Paul, in Other Words: a Cultural Reading of His Letters

Jerome Neyrey (1990), reviewed by Vern Ratzlaff

Paul, in Other Words attempts to interpret Paul’s letters by describing the symbolic universe of Paul as ‘a  first-century Eastern Mediterranean non-elite, typically viewing his cosmos’ (p 12), using cultural anthropology as a help in adjusting to a culture totally different from ours. Paul’s cosmos is made up of six areas:  purity, rites (rituals and ceremonies), body, sin, cosmology and evil.  Paul’s socialization was as a Jew of Pharisaic stripe, and a cultural context shared by Jews, Greeks and Christians.

Another key to Pauline interpretation is Neyrey’s listing of reading assumptions: occasional letters, inconsistency, conserver, reformer, saint Paul, history.  Insightful comments about the role of body language and metaphor draw heavily from 1 Corinthians (p 102ff).  Neyrey examines sin, pointing out Paul’s concept of sin as a two-fold phenomenon: rule breaking and/or corruption.

Also useful is Neyrey’s reflections on rituals and ceremonies in the church.  Rituals focus on acts that involve border crossings (graduations, sickness); ceremonies confirm the orderly separation (baptism).  Paul often disagrees with the divisions that rituals and ceremonies create, and ‘brings to the centre people usually left on the periphery’ (p 77); specific Pauline ceremonies include meals, the collections, and letters (p 78).

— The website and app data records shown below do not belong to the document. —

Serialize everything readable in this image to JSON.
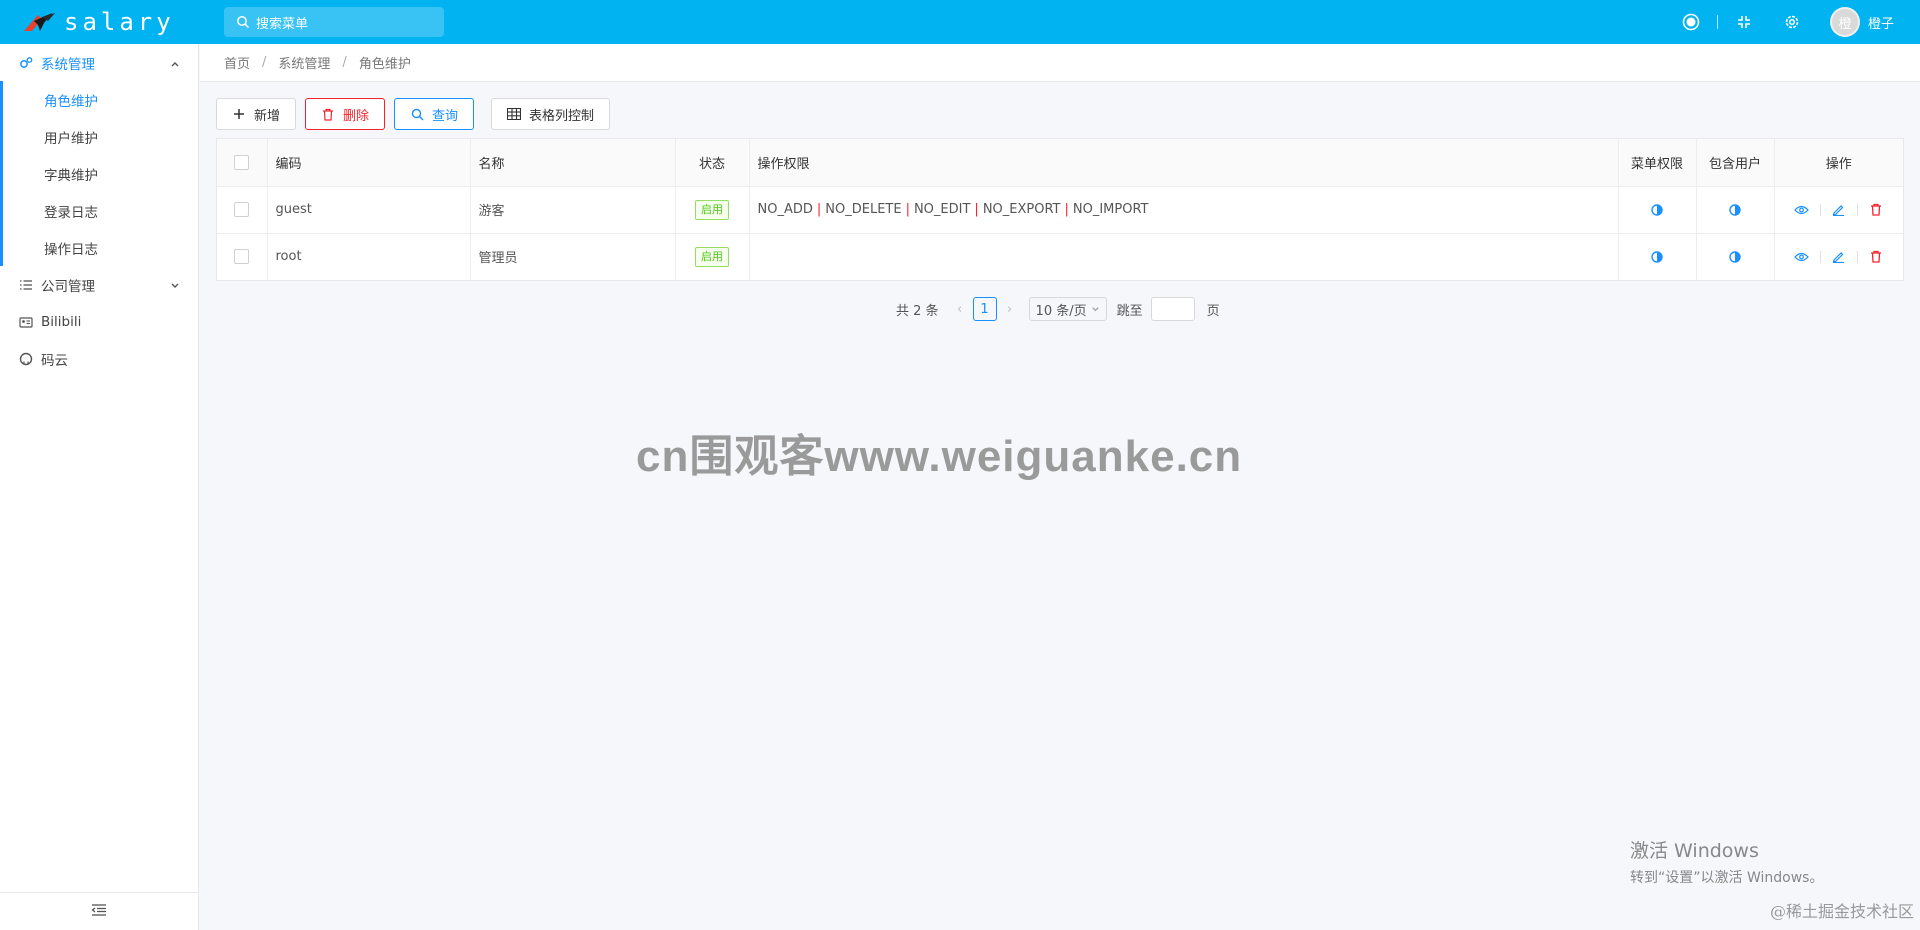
{
  "header": {
    "app_name": "salary",
    "search_placeholder": "搜索菜单",
    "avatar_char": "橙",
    "username": "橙子"
  },
  "sidebar": {
    "groups": [
      {
        "label": "系统管理",
        "icon": "gears-icon",
        "expanded": true,
        "items": [
          {
            "label": "角色维护",
            "active": true
          },
          {
            "label": "用户维护"
          },
          {
            "label": "字典维护"
          },
          {
            "label": "登录日志"
          },
          {
            "label": "操作日志"
          }
        ]
      },
      {
        "label": "公司管理",
        "icon": "list-icon",
        "expanded": false
      },
      {
        "label": "Bilibili",
        "icon": "idcard-icon"
      },
      {
        "label": "码云",
        "icon": "github-icon"
      }
    ]
  },
  "breadcrumb": [
    "首页",
    "系统管理",
    "角色维护"
  ],
  "toolbar": {
    "add_label": "新增",
    "delete_label": "删除",
    "query_label": "查询",
    "columns_label": "表格列控制"
  },
  "table": {
    "headers": {
      "code": "编码",
      "name": "名称",
      "status": "状态",
      "permissions": "操作权限",
      "menu_perm": "菜单权限",
      "users": "包含用户",
      "ops": "操作"
    },
    "rows": [
      {
        "code": "guest",
        "name": "游客",
        "status": "启用",
        "permissions": [
          "NO_ADD",
          "NO_DELETE",
          "NO_EDIT",
          "NO_EXPORT",
          "NO_IMPORT"
        ]
      },
      {
        "code": "root",
        "name": "管理员",
        "status": "启用",
        "permissions": []
      }
    ]
  },
  "pagination": {
    "total_text": "共 2 条",
    "current_page": "1",
    "page_size": "10 条/页",
    "jump_label": "跳至",
    "page_suffix": "页"
  },
  "overlays": {
    "watermark": "cn围观客www.weiguanke.cn",
    "win_title": "激活 Windows",
    "win_sub": "转到“设置”以激活 Windows。",
    "juejin": "@稀土掘金技术社区"
  },
  "colors": {
    "header_bg": "#01b3f1",
    "accent": "#1890ff",
    "danger": "#f5222d",
    "success": "#52c41a"
  }
}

Neyrey’s treatment helps us realize the strength of our culture and its possibilities, inviting a ‘modern reader to a greater sense of ecumenism, the appreciation of other Christians in their distinctive otherness.  Cultural uniformity is neither possible nor desirable’ (p 224).